Elections are important tools for education. Both the public and the politicians who seek office ultimately learn from the exercise. We can only hope the rigours and rhetoric of this campaign result in better leadership.
The Nelson-Creston campaign provided some valuable lessons which we hope the victor uses to make her a better representative over the next four years.
NDP incumbent Michelle Mungall cruised to an easy victory. She once again proved to be a very good campaigner. Her charisma combined with a dedicated core of left leaning support in this riding make her almost unbeatable come election time.
We offer her congratulations for a well-earned win, but hope the previous five weeks have taught her a little more about the riding she represents.
Rural representation is different than big city politics. In a community where your friends are your neighbours and your neighbours are your friends, there is a strong connection amongst people. In her first term, Mungall seemed to ignore this important fact.
It continues to disturb us that Mungall expects municipal leaders to come to her. Over the next four years she must sit down on a regular basis with the city councils, school trustees and local business leaders to find out what they require from our strongest link to the provincial government.

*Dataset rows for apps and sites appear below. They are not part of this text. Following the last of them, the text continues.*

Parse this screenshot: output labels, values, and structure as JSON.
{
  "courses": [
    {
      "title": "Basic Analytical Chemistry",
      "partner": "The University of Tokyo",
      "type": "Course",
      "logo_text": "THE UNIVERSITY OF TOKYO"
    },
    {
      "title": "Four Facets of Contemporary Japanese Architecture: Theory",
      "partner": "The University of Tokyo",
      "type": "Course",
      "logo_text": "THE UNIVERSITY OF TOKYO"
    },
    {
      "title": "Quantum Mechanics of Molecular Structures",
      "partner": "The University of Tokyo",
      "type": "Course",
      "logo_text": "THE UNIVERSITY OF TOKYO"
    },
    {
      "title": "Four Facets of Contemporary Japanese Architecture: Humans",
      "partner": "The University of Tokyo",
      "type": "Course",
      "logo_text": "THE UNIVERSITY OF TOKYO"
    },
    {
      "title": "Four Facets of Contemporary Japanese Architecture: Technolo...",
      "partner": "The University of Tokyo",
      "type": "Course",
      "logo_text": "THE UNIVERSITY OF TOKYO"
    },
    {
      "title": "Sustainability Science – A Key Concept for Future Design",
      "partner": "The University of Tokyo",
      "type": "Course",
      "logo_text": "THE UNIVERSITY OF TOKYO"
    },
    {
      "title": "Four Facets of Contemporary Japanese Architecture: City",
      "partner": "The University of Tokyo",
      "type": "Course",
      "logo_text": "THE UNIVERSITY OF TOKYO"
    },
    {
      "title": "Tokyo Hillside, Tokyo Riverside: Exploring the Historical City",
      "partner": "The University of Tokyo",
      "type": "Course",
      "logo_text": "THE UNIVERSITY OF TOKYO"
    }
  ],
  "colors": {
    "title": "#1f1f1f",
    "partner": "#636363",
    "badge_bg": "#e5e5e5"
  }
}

Another troubling trend that emerged over the campaign is Mungall’s apparent lack of responsiveness to constituents. We heard many stories and received many emails from people who had reached out to her, but did not hear back. That has to change in this term.
Mungall’s biggest fault is her ambition, strange as that may sound. In the next four years she needs to focus less on taking shots at the Liberals in order to score points for her own gain. Laying the groundwork for the next election and an NDP government is not what we elected her to do.
The biggest lesson to be learned is that Mungall needs to represent us — all of us — if she is to become the effective MLA we know she can be.